(DATA TO PROCESS)
════════
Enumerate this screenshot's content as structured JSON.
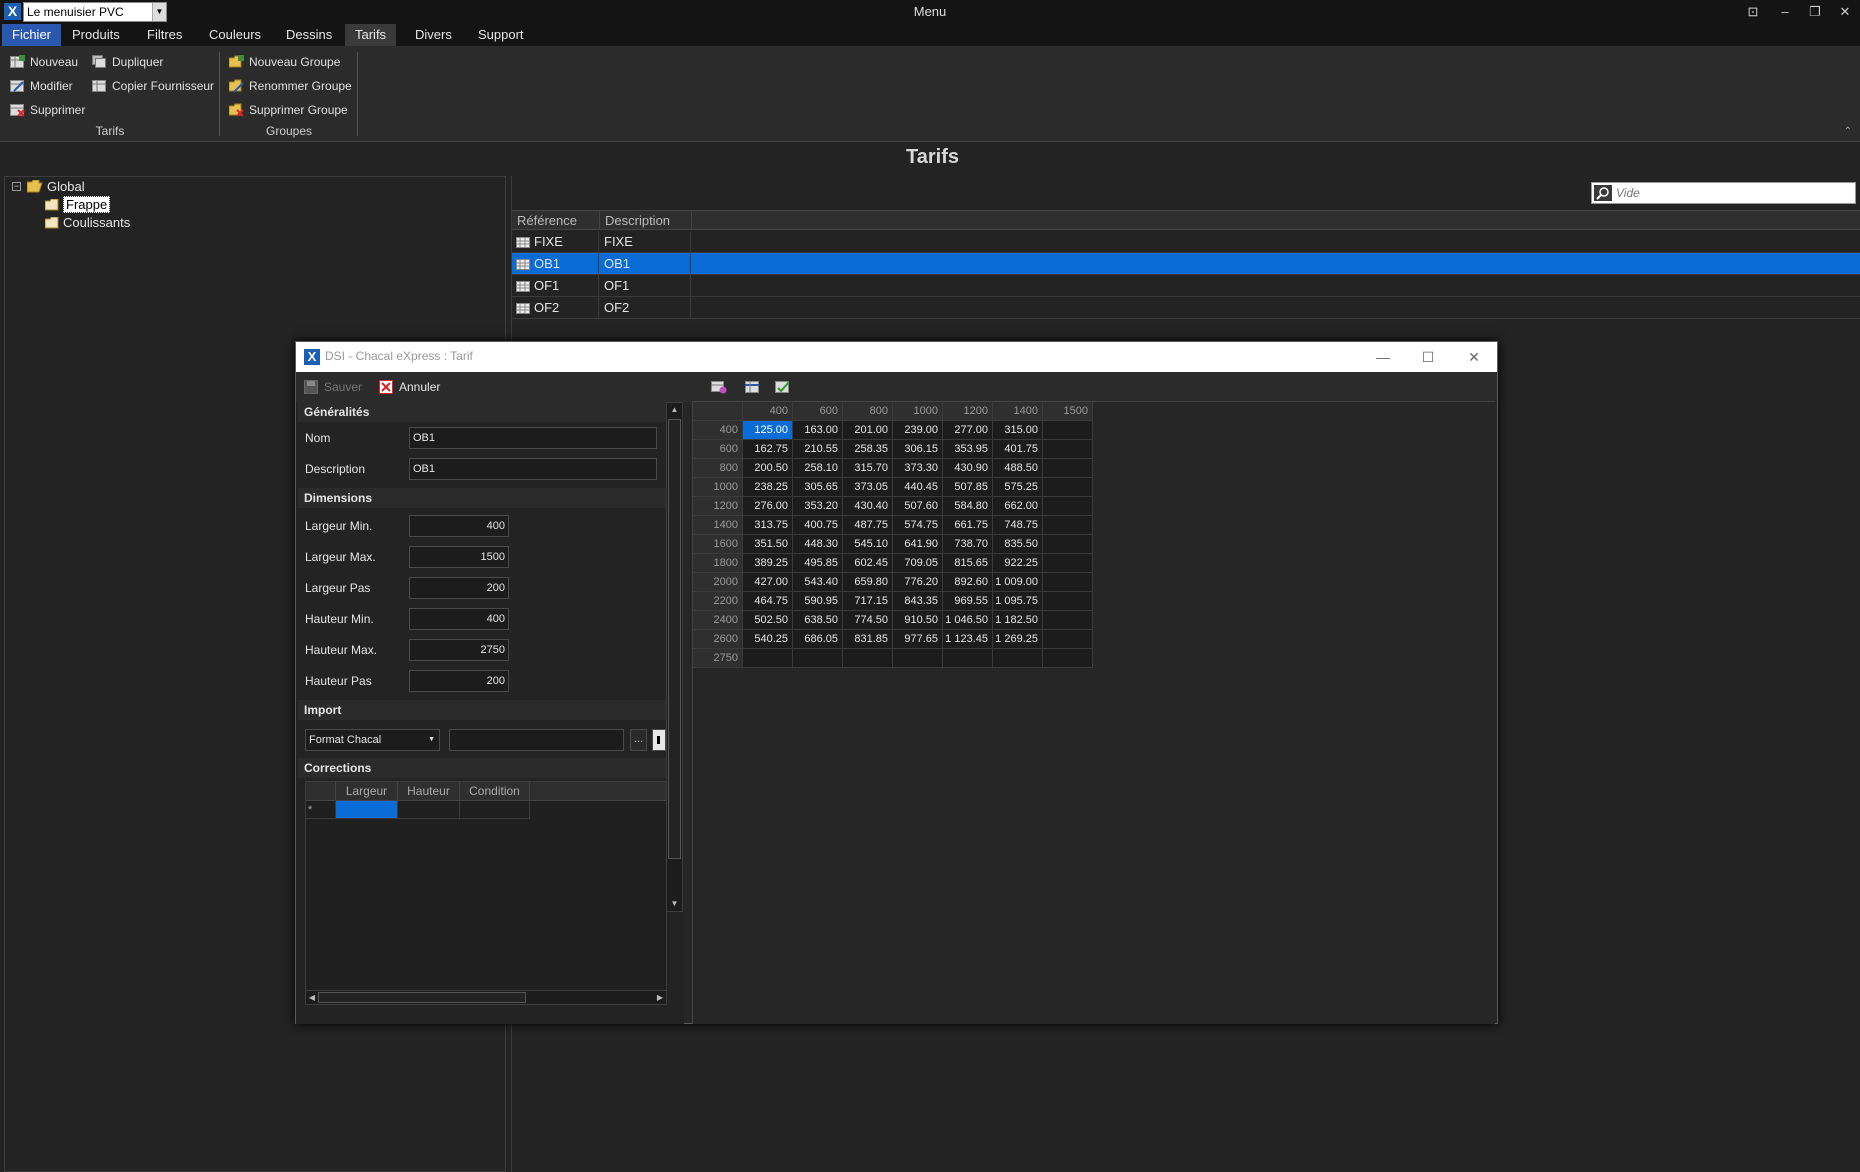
{
  "titlebar": {
    "company": "Le menuisier PVC",
    "title": "Menu"
  },
  "menu": {
    "tabs": [
      "Fichier",
      "Produits",
      "Filtres",
      "Couleurs",
      "Dessins",
      "Tarifs",
      "Divers",
      "Support"
    ]
  },
  "ribbon": {
    "tarifs_group": {
      "label": "Tarifs",
      "nouveau": "Nouveau",
      "modifier": "Modifier",
      "supprimer": "Supprimer",
      "dupliquer": "Dupliquer",
      "copier_fournisseur": "Copier Fournisseur"
    },
    "groupes_group": {
      "label": "Groupes",
      "nouveau_groupe": "Nouveau Groupe",
      "renommer_groupe": "Renommer Groupe",
      "supprimer_groupe": "Supprimer Groupe"
    }
  },
  "page": {
    "title": "Tarifs"
  },
  "tree": {
    "root": "Global",
    "children": [
      "Frappe",
      "Coulissants"
    ]
  },
  "search": {
    "placeholder": "Vide"
  },
  "list": {
    "headers": [
      "Référence",
      "Description"
    ],
    "rows": [
      {
        "ref": "FIXE",
        "desc": "FIXE"
      },
      {
        "ref": "OB1",
        "desc": "OB1"
      },
      {
        "ref": "OF1",
        "desc": "OF1"
      },
      {
        "ref": "OF2",
        "desc": "OF2"
      }
    ]
  },
  "dialog": {
    "title": "DSI - Chacal eXpress : Tarif",
    "toolbar": {
      "save": "Sauver",
      "cancel": "Annuler"
    },
    "sections": {
      "general": "Généralités",
      "dimensions": "Dimensions",
      "import": "Import",
      "corrections": "Corrections"
    },
    "fields": {
      "nom_label": "Nom",
      "nom_value": "OB1",
      "description_label": "Description",
      "description_value": "OB1",
      "largeur_min_label": "Largeur Min.",
      "largeur_min": "400",
      "largeur_max_label": "Largeur Max.",
      "largeur_max": "1500",
      "largeur_pas_label": "Largeur Pas",
      "largeur_pas": "200",
      "hauteur_min_label": "Hauteur Min.",
      "hauteur_min": "400",
      "hauteur_max_label": "Hauteur Max.",
      "hauteur_max": "2750",
      "hauteur_pas_label": "Hauteur Pas",
      "hauteur_pas": "200"
    },
    "import": {
      "format": "Format Chacal",
      "browse": "..."
    },
    "corrections": {
      "headers": [
        "Largeur",
        "Hauteur",
        "Condition"
      ],
      "new_row_marker": "*"
    },
    "price_grid": {
      "columns": [
        "400",
        "600",
        "800",
        "1000",
        "1200",
        "1400",
        "1500"
      ],
      "rows": [
        {
          "h": "400",
          "v": [
            "125.00",
            "163.00",
            "201.00",
            "239.00",
            "277.00",
            "315.00",
            ""
          ]
        },
        {
          "h": "600",
          "v": [
            "162.75",
            "210.55",
            "258.35",
            "306.15",
            "353.95",
            "401.75",
            ""
          ]
        },
        {
          "h": "800",
          "v": [
            "200.50",
            "258.10",
            "315.70",
            "373.30",
            "430.90",
            "488.50",
            ""
          ]
        },
        {
          "h": "1000",
          "v": [
            "238.25",
            "305.65",
            "373.05",
            "440.45",
            "507.85",
            "575.25",
            ""
          ]
        },
        {
          "h": "1200",
          "v": [
            "276.00",
            "353.20",
            "430.40",
            "507.60",
            "584.80",
            "662.00",
            ""
          ]
        },
        {
          "h": "1400",
          "v": [
            "313.75",
            "400.75",
            "487.75",
            "574.75",
            "661.75",
            "748.75",
            ""
          ]
        },
        {
          "h": "1600",
          "v": [
            "351.50",
            "448.30",
            "545.10",
            "641.90",
            "738.70",
            "835.50",
            ""
          ]
        },
        {
          "h": "1800",
          "v": [
            "389.25",
            "495.85",
            "602.45",
            "709.05",
            "815.65",
            "922.25",
            ""
          ]
        },
        {
          "h": "2000",
          "v": [
            "427.00",
            "543.40",
            "659.80",
            "776.20",
            "892.60",
            "1 009.00",
            ""
          ]
        },
        {
          "h": "2200",
          "v": [
            "464.75",
            "590.95",
            "717.15",
            "843.35",
            "969.55",
            "1 095.75",
            ""
          ]
        },
        {
          "h": "2400",
          "v": [
            "502.50",
            "638.50",
            "774.50",
            "910.50",
            "1 046.50",
            "1 182.50",
            ""
          ]
        },
        {
          "h": "2600",
          "v": [
            "540.25",
            "686.05",
            "831.85",
            "977.65",
            "1 123.45",
            "1 269.25",
            ""
          ]
        },
        {
          "h": "2750",
          "v": [
            "",
            "",
            "",
            "",
            "",
            "",
            ""
          ]
        }
      ]
    }
  },
  "colors": {
    "accent": "#0a6cd6",
    "file_tab": "#2a57b0",
    "background": "#232323"
  }
}
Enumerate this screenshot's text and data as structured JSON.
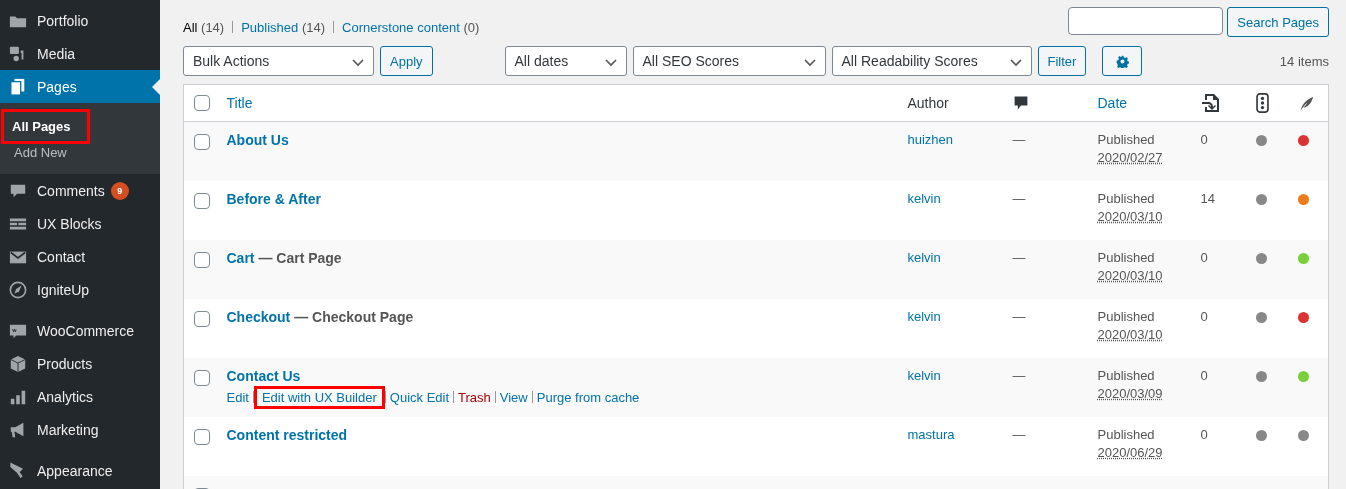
{
  "sidebar": {
    "sections": [
      [
        {
          "label": "Portfolio",
          "selected": false
        },
        {
          "label": "Media",
          "selected": false
        },
        {
          "label": "Pages",
          "selected": true,
          "submenu": [
            {
              "label": "All Pages",
              "selected": true,
              "highlighted": true
            },
            {
              "label": "Add New",
              "selected": false,
              "highlighted": false
            }
          ]
        },
        {
          "label": "Comments",
          "selected": false,
          "badge": "9"
        },
        {
          "label": "UX Blocks",
          "selected": false
        },
        {
          "label": "Contact",
          "selected": false
        },
        {
          "label": "IgniteUp",
          "selected": false
        }
      ],
      [
        {
          "label": "WooCommerce",
          "selected": false
        },
        {
          "label": "Products",
          "selected": false
        },
        {
          "label": "Analytics",
          "selected": false
        },
        {
          "label": "Marketing",
          "selected": false
        }
      ],
      [
        {
          "label": "Appearance",
          "selected": false
        }
      ]
    ]
  },
  "views": [
    {
      "label": "All",
      "count": "(14)",
      "selected": true
    },
    {
      "label": "Published",
      "count": "(14)",
      "selected": false
    },
    {
      "label": "Cornerstone content",
      "count": "(0)",
      "selected": false
    }
  ],
  "search": {
    "button": "Search Pages"
  },
  "tablenav": {
    "bulk": "Bulk Actions",
    "apply": "Apply",
    "filters": [
      "All dates",
      "All SEO Scores",
      "All Readability Scores"
    ],
    "filter_button": "Filter",
    "count": "14 items"
  },
  "table": {
    "columns": {
      "title": "Title",
      "author": "Author",
      "date": "Date"
    },
    "select_all_checked": false,
    "partial_row": {
      "checked": false
    },
    "rows": [
      {
        "title": "About Us",
        "checked": false,
        "author": "huizhen",
        "comments": "—",
        "status": "Published",
        "date": "2020/02/27",
        "links": "0",
        "scores": [
          {
            "color": "#888888"
          },
          {
            "color": "#dc3232"
          }
        ]
      },
      {
        "title": "Before & After",
        "checked": false,
        "author": "kelvin",
        "comments": "—",
        "status": "Published",
        "date": "2020/03/10",
        "links": "14",
        "scores": [
          {
            "color": "#888888"
          },
          {
            "color": "#ee7c1b"
          }
        ]
      },
      {
        "title": "Cart",
        "suffix": " — Cart Page",
        "checked": false,
        "author": "kelvin",
        "comments": "—",
        "status": "Published",
        "date": "2020/03/10",
        "links": "0",
        "scores": [
          {
            "color": "#888888"
          },
          {
            "color": "#7ad03a"
          }
        ]
      },
      {
        "title": "Checkout",
        "suffix": " — Checkout Page",
        "checked": false,
        "author": "kelvin",
        "comments": "—",
        "status": "Published",
        "date": "2020/03/10",
        "links": "0",
        "scores": [
          {
            "color": "#888888"
          },
          {
            "color": "#dc3232"
          }
        ]
      },
      {
        "title": "Contact Us",
        "checked": false,
        "author": "kelvin",
        "comments": "—",
        "status": "Published",
        "date": "2020/03/09",
        "links": "0",
        "scores": [
          {
            "color": "#888888"
          },
          {
            "color": "#7ad03a"
          }
        ],
        "actions": [
          {
            "label": "Edit",
            "kind": "link",
            "highlighted": false
          },
          {
            "label": "Edit with UX Builder",
            "kind": "link",
            "highlighted": true
          },
          {
            "label": "Quick Edit",
            "kind": "link",
            "highlighted": false
          },
          {
            "label": "Trash",
            "kind": "danger",
            "highlighted": false
          },
          {
            "label": "View",
            "kind": "link",
            "highlighted": false
          },
          {
            "label": "Purge from cache",
            "kind": "link",
            "highlighted": false
          }
        ]
      },
      {
        "title": "Content restricted",
        "checked": false,
        "author": "mastura",
        "comments": "—",
        "status": "Published",
        "date": "2020/06/29",
        "links": "0",
        "scores": [
          {
            "color": "#888888"
          },
          {
            "color": "#888888"
          }
        ]
      }
    ]
  }
}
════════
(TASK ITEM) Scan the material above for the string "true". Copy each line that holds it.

(RESULT FOR THIS TASK)
          "selected": true,
              "selected": true,
              "highlighted": true
      "selected": true
            "highlighted": true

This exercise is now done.